You may have heard it said recently that flossing is overrated, but it’s just not true. Millions of bacteria feed on any particle they can find left on your teeth, and they thrive in the plaque that flossing removes. You may not be able to see the bacteria but they are definitely living there! Brushing your teeth only gets rid of some bacteria. Your toothbrush can’t reach in between your teeth or into the tiny areas. Not flossing means that plaque will eventually become tartar, which is impossible to remove except by a visit to the dentist.
Regular flossing also helps you to stay aware of what’s normal for your mouth, so you can quickly identify anything out of the ordinary, such as swelling, lesions, or redness, which all suggest potentially serious problems.
Only brushing and never flossing can also lead to gum disease and tooth loss. If you are avoiding flossing because your gums bleed, it may be because your gums are unhealthy. Flossing regularly will generally help them bleed less and hurt less.
You can also try out other flossing techniques until you find the one that works best for you.
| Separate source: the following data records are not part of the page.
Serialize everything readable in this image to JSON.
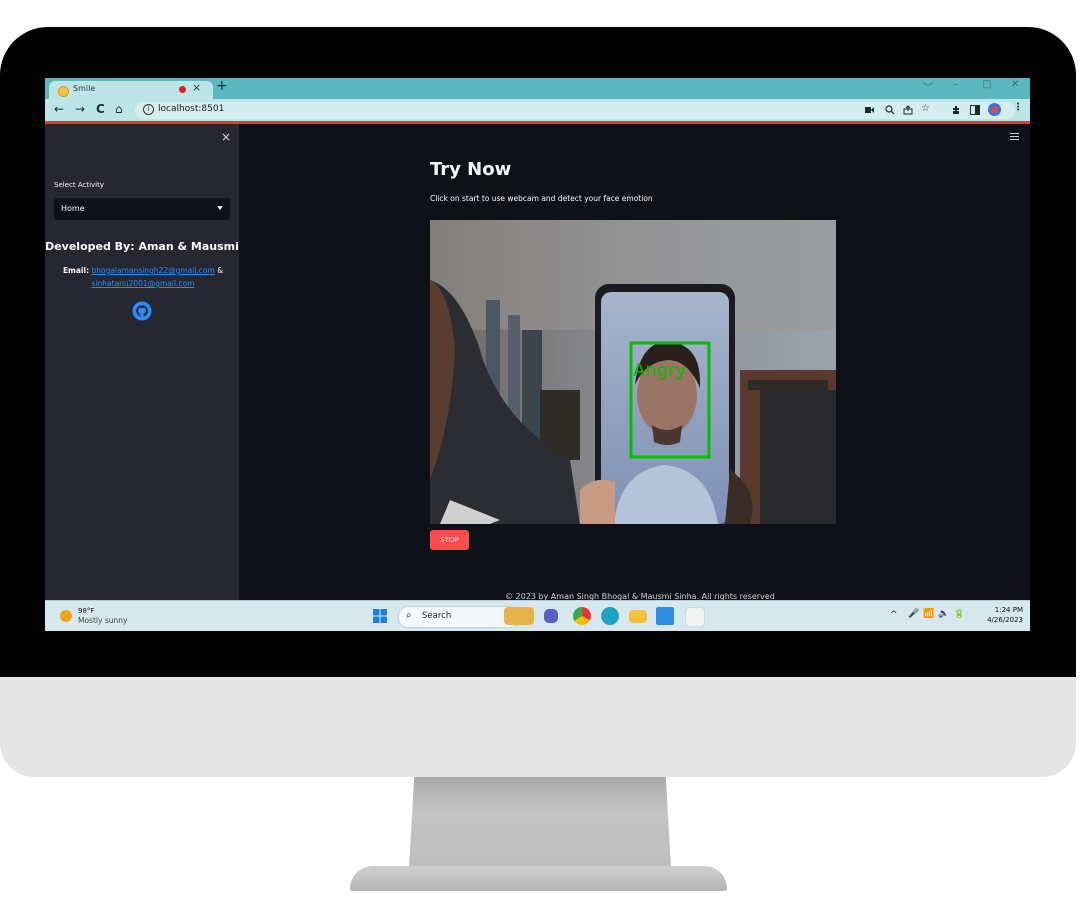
{
  "browser": {
    "tab_title": "Smile",
    "tab_close": "×",
    "new_tab": "+",
    "window_controls": [
      "﹀",
      "–",
      "▢",
      "✕"
    ],
    "nav": {
      "back": "←",
      "forward": "→",
      "reload": "C",
      "home": "⌂"
    },
    "url": "localhost:8501",
    "info_icon": "i"
  },
  "sidebar": {
    "close": "×",
    "select_label": "Select Activity",
    "select_value": "Home",
    "developed_by": "Developed By: Aman & Mausmi",
    "email_label": "Email:",
    "email_1": "bhogalamansingh22@gmail.com",
    "email_sep": "&",
    "email_2": "sinhatanu2001@gmail.com"
  },
  "main": {
    "title": "Try Now",
    "subtitle": "Click on start to use webcam and detect your face emotion",
    "detection_label": "Angry",
    "stop_button": "STOP",
    "footer": "© 2023 by Aman Singh Bhogal & Mausmi Sinha. All rights reserved"
  },
  "taskbar": {
    "weather_temp": "98°F",
    "weather_desc": "Mostly sunny",
    "search_placeholder": "Search",
    "tray_chevron": "^",
    "clock_time": "1:24 PM",
    "clock_date": "4/26/2023"
  },
  "colors": {
    "app_bg": "#0e1117",
    "sidebar_bg": "#262730",
    "stop_button": "#ff4b4b",
    "link": "#2b8cff",
    "detection_box": "#00c000",
    "browser_accent": "#5cb8bf"
  }
}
If you have sensitive gums, try a soft floss. If you have braces or dentures, there’s a special floss for that. If you have trouble getting regular floss into certain parts of your mouth, you could try an electric flosser.
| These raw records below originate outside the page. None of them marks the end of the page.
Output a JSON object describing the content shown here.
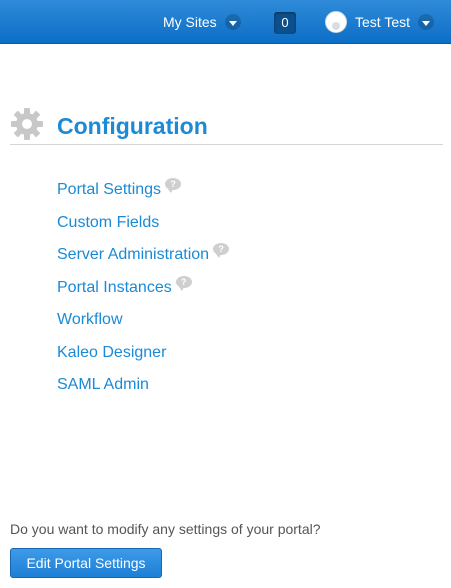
{
  "topbar": {
    "my_sites_label": "My Sites",
    "notification_count": "0",
    "user_name": "Test Test",
    "background_color": "#1a7bd0"
  },
  "header": {
    "title": "Configuration",
    "icon": "gear-icon"
  },
  "links": [
    {
      "label": "Portal Settings",
      "has_help": true
    },
    {
      "label": "Custom Fields",
      "has_help": false
    },
    {
      "label": "Server Administration",
      "has_help": true
    },
    {
      "label": "Portal Instances",
      "has_help": true
    },
    {
      "label": "Workflow",
      "has_help": false
    },
    {
      "label": "Kaleo Designer",
      "has_help": false
    },
    {
      "label": "SAML Admin",
      "has_help": false
    }
  ],
  "help_icon_glyph": "?",
  "footer": {
    "question": "Do you want to modify any settings of your portal?",
    "button_label": "Edit Portal Settings"
  },
  "colors": {
    "link": "#1a8ad6",
    "title": "#1c8ad6",
    "button": "#2a8ce0"
  }
}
Another question some people ask is, “Should I brush or floss first?” Ultimately, it’s really more important that you do both than what order you do them in. Either way, a good flossing, brushing, and rinsing is doing the job it’s meant to do—reducing plaque.
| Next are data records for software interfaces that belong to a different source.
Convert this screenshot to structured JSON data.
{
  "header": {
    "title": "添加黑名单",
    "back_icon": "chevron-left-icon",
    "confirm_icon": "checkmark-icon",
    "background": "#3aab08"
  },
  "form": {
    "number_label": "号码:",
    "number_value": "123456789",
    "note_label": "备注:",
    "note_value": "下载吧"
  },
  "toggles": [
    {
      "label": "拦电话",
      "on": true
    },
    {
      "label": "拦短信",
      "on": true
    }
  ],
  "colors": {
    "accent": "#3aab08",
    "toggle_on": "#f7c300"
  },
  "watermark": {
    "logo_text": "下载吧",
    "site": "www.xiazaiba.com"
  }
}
Remember, gum disease can begin at any age, so be sure your kids form good habits early—and it’s never too late to improve your own habits!